For many, the Greek metal scene should need no introduction, particularly when thinking of black metal. (Six Degrees of Rotting Christ is a fun game to play over at Metal Archives.) But the country offers more than just the cold and corpse-painted, as a young wave of traditionally-minded acts have been emerging. Huge among these is Sacral Rage, a foursome of speed-thrashing, prod-tinged maniacs that sound transplanted from the late 80s/early 90s period of experimentation. Illusions in Infinite Void, the band’s full length debut, is an impressive and wickedly fun slab that calls to mind everyone from Sanctuary and Watchtower to Mercyful Fate and Megadeth. But more impressive is the band’s ability to carry a unique personality, crafting a freshness that is too often missing from throwback metal.
To delve a bit deeper into what makes Sacral Rage tick, we asked them a quick five questions. As you will see below, their enthusiasm for heavy metal extends far beyond what happens on their records. This reflects greatly on not only the band’s future, but on the health and hunger of the Greek scene as a whole. Read on…
First of all, what would you like people to know about Sacral Rage? Your past, mission, plans, etc. Mostly, what does “Sacral Rage” mean to you guys?
Salute, people! We are Sacral Rage, raised to bring pure metal madness to the masses! We didn’t use our time machine to travel back in time to experience the old school feeling. Instead, we used it to bring the old school here to our days. Our first weapon was Deadly Bits of Iron Fragments, a seven track EP, and we are ready to strike with our full length Illusions in Infinite Void. The plan is to play as many gigs as possible around the world and create an army of ragers. The madness must be spread…
As a whole band, a lot of your influences are pretty easy to hear. But with all of the soloing and bass fills and crazy vocal lines, a huge amount of individual personality shines through on Illusions in Infinite Void. As individuals, who are some of your personal heroes and biggest influences?
Dimitris K. (vocals): Midnight, Jonathon Stewart, Tyrant, Carl Albert, John Bush, John Miller, Ski, Alan Tecchio, Jason McMaster, Warrel Dane, James Rivera, Joseph Comeau, Rob Halford, King Diamond.
Marios P. (guitar): Paul Gilbert, Brian May, Al Di Meola (the early days), Jeff Waters, Marty Friedman.
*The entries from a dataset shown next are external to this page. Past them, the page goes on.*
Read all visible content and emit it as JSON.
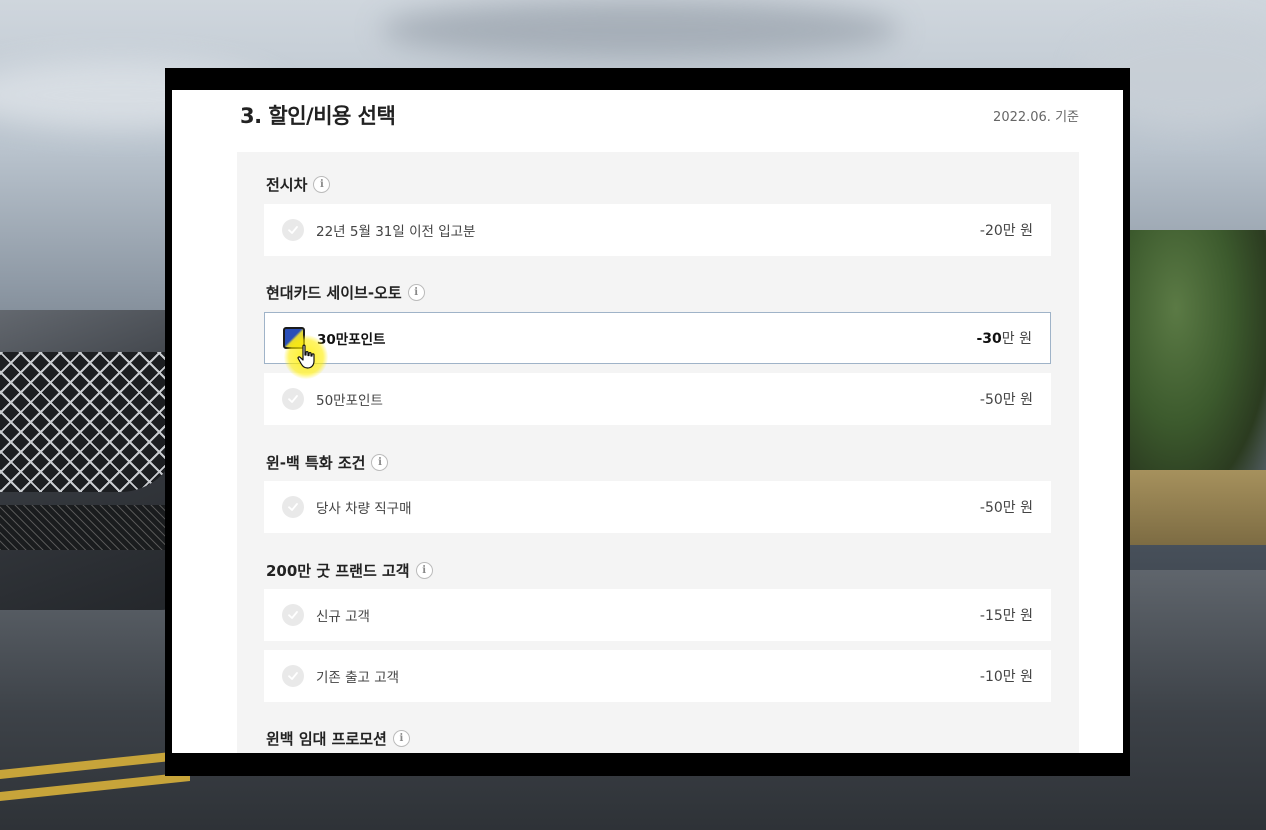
{
  "section": {
    "title": "3. 할인/비용 선택",
    "date_note": "2022.06. 기준"
  },
  "groups": [
    {
      "title": "전시차",
      "options": [
        {
          "label": "22년 5월 31일 이전 입고분",
          "price": "-20만 원"
        }
      ]
    },
    {
      "title": "현대카드 세이브-오토",
      "options": [
        {
          "label": "30만포인트",
          "price_amount": "-30",
          "price_unit": "만 원",
          "selected": true
        },
        {
          "label": "50만포인트",
          "price": "-50만 원"
        }
      ]
    },
    {
      "title": "윈-백 특화 조건",
      "options": [
        {
          "label": "당사 차량 직구매",
          "price": "-50만 원"
        }
      ]
    },
    {
      "title": "200만 굿 프랜드 고객",
      "options": [
        {
          "label": "신규 고객",
          "price": "-15만 원"
        },
        {
          "label": "기존 출고 고객",
          "price": "-10만 원"
        }
      ]
    },
    {
      "title": "윈백 임대 프로모션",
      "options": []
    }
  ],
  "info_icon_glyph": "i",
  "colors": {
    "selected_border": "#9fb3c8",
    "checkbox_blue": "#2a4fb8",
    "checkbox_yellow": "#e4d83a",
    "cursor_highlight": "#ffee00"
  }
}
Vagelis F. (drums): Chris Reifert, Away, Reed St. Mark, Igor Cavalera, Les Binks, Rick Colaluca, Neil Peart, Nicke Anderson, Jurgen “Ventor” Reil.
Spyros (bass): Billy Sheehan, Marcel Jacob, Stu Hamm, Steve DiGiorgio, Doug Keyser, Brian Bonini, Roger Patterson.
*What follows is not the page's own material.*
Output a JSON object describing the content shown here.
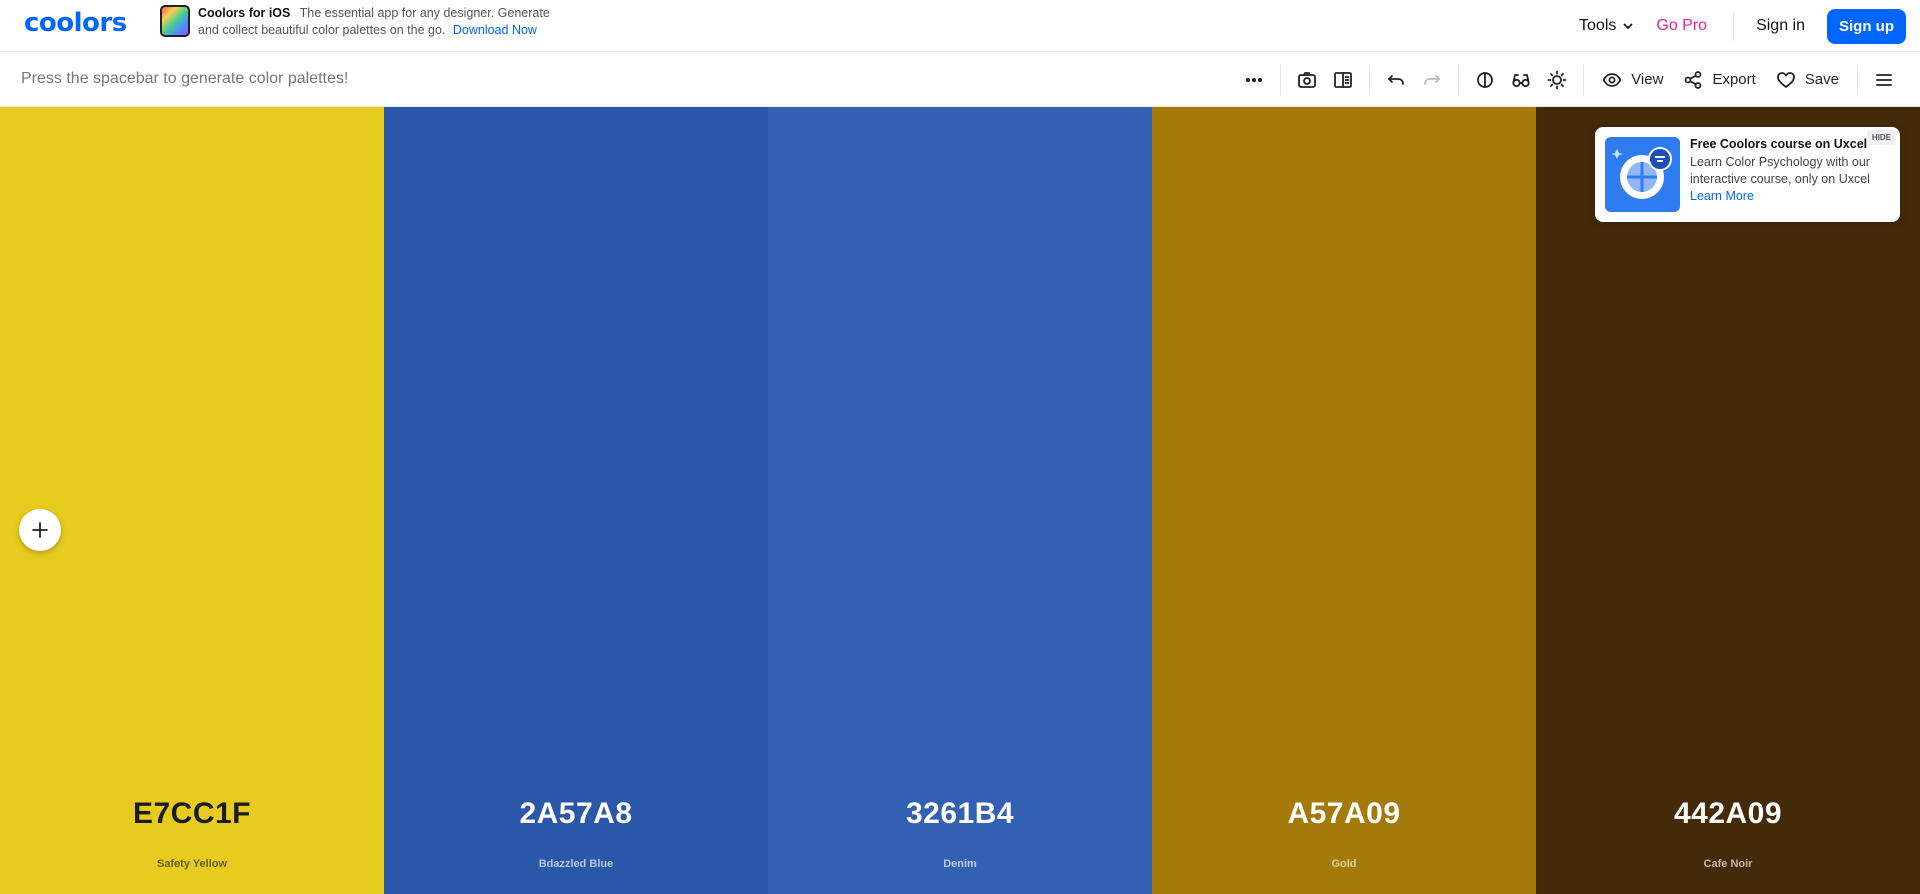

Despite only being separated by two years, Sacral Rage made a pretty huge jump from the Deadly Bits of Iron Fragments EP to Illusions in Infinite Void. The full length added a lot more thrash to the speed metal, as well as some breaks into prog, and overall it sounds much more confident. To what would you attribute such rapid growth and maturation as a band?
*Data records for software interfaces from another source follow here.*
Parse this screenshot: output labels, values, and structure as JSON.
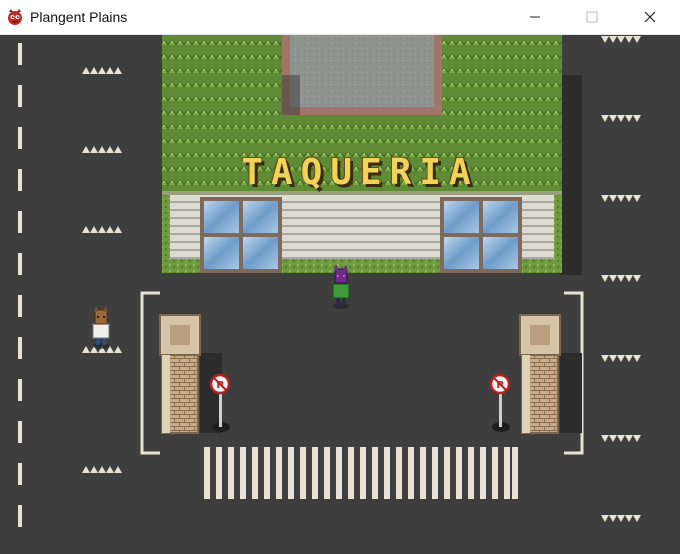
{
  "window": {
    "title": "Plangent Plains",
    "app_icon": "red-creature-icon",
    "controls": [
      "minimize-icon",
      "maximize-icon",
      "close-icon"
    ]
  },
  "scene": {
    "building_sign": "TAQUERIA",
    "no_parking_symbol": "P"
  }
}
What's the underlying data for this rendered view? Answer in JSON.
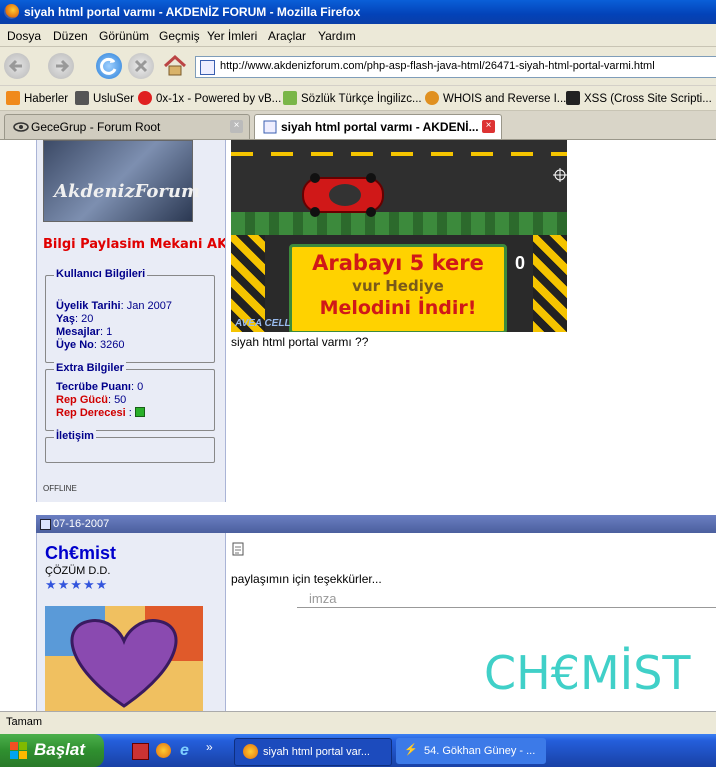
{
  "window": {
    "title": "siyah html portal varmı - AKDENİZ FORUM - Mozilla Firefox"
  },
  "menu": [
    "Dosya",
    "Düzen",
    "Görünüm",
    "Geçmiş",
    "Yer İmleri",
    "Araçlar",
    "Yardım"
  ],
  "address": {
    "url": "http://www.akdenizforum.com/php-asp-flash-java-html/26471-siyah-html-portal-varmi.html"
  },
  "bookmarks": [
    {
      "label": "Haberler",
      "icon": "rss-icon"
    },
    {
      "label": "UsluSer",
      "icon": "user-icon"
    },
    {
      "label": "0x-1x - Powered by vB...",
      "icon": "star-burst-icon"
    },
    {
      "label": "Sözlük Türkçe İngilizc...",
      "icon": "dictionary-icon"
    },
    {
      "label": "WHOIS and Reverse I...",
      "icon": "whois-icon"
    },
    {
      "label": "XSS (Cross Site Scripti...",
      "icon": "rs-icon"
    }
  ],
  "tabs": [
    {
      "label": "GeceGrup - Forum Root",
      "active": false
    },
    {
      "label": "siyah html portal varmı - AKDENİ...",
      "active": true
    }
  ],
  "post1": {
    "slogan": "Bilgi Paylasim Mekani AK",
    "avatar_text": "AkdenizForum",
    "user_info_title": "Kullanıcı Bilgileri",
    "join_label": "Üyelik Tarihi",
    "join_value": ": Jan 2007",
    "age_label": "Yaş",
    "age_value": ": 20",
    "posts_label": "Mesajlar",
    "posts_value": ": 1",
    "member_no_label": "Üye No",
    "member_no_value": ": 3260",
    "extra_title": "Extra Bilgiler",
    "exp_label": "Tecrübe Puanı",
    "exp_value": ": 0",
    "rep_power_label": "Rep Gücü",
    "rep_power_value": ": 50",
    "rep_level_label": "Rep Derecesi",
    "rep_level_value": ":",
    "contact_title": "İletişim",
    "status": "OFFLINE",
    "banner": {
      "line1": "Arabayı 5 kere",
      "line2": "vur Hediye",
      "line3": "Melodini İndir!",
      "score": "0",
      "brand": "AVEA CELL"
    },
    "text": "siyah html portal varmı ??"
  },
  "post2": {
    "date": "07-16-2007",
    "username": "Ch€mist",
    "rank": "ÇÖZÜM D.D.",
    "stars": "★★★★★",
    "text": "paylaşımın için teşekkürler...",
    "signature_label": "imza",
    "signature": "CH€MİST"
  },
  "statusbar": {
    "text": "Tamam"
  },
  "taskbar": {
    "start": "Başlat",
    "tasks": [
      "siyah html portal var...",
      "54. Gökhan Güney - ..."
    ]
  },
  "colors": {
    "accent": "#0000cc",
    "rep": "#d00000",
    "signature": "#40d0c8"
  }
}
You have to know that Deadly was finished in the fifth month after the band had been formed. So if you move aside at least the first two [months] when we needed to play covers in order to bind as players, we had only three months for composing, recording, mixing and mastering the EP. The rush came from the fact that Marios had to serve his mandatory military service to the Greek army. So for the time we had, we did things more than well. On Illusions in Infinite Void, on the other hand, we had time on our side. We stayed with the same paths and influences as they were on Deadly, but we were able to express them in a smoother way. We also had the time to change and evolve our songs.
With the longstanding greatness of Greek black metal and the more recent success of traditionally-minded bands like Battleroar, it seems to be a really exciting time for heavy metal in the Hellenic Republic. How much does this fruitful scene help bands when getting their start? More simply, how much crazy fun is it all?
The Greek metal scene is definitely burning. You can find many great albums coming out from various subgenres of metal, and not only from older [bands] but also from newer bands. As you might have heard, Greek metalheads are among the craziest bastards in the world and they can transform any venue into a battlefield. So imagine that picture: On one hand you have great bands at the peak of their musicianship and on the other hand you have one of the most energetic audiences. Result? Our local scene is epic! And all the things surronding it evolved, such as live shows, festivals, quality of sound in venues; more people drag into the metal world, more bands, more musicianship. . . . We hope that we will gain worldwide recognition soon enough. . . . Some extremely interesting Greek bands are: Convixion, Wrathbalde, Demolition Train, Steamroller Assault, War Dance, Doomogracy, Wardrum, Chainsaw, Exarsis, Nightbreed, Released Anger, Endless Recovery, Necrovorous, and Dead Congregation.
Finally, what’s next for Sacral Rage? Touring or hitting the festival circuit? Already getting back into songwriting mode and thinking about the next album?
You know, just a little [bit] of everything. We are supporting the “soldiers of steel,” Sanctuary, at their Athenian appearance. We are playing in Germany at the Keep it True festival and in Belgium at the Heavy Sound festival. We are also making some plans for touring, but nothing is official yet. As far as the songwriting, we are already working on the first ideas for our next strike. Of course, we have a [lot of ground] to cover since we compete with ourselves and we want to surpass Illusions.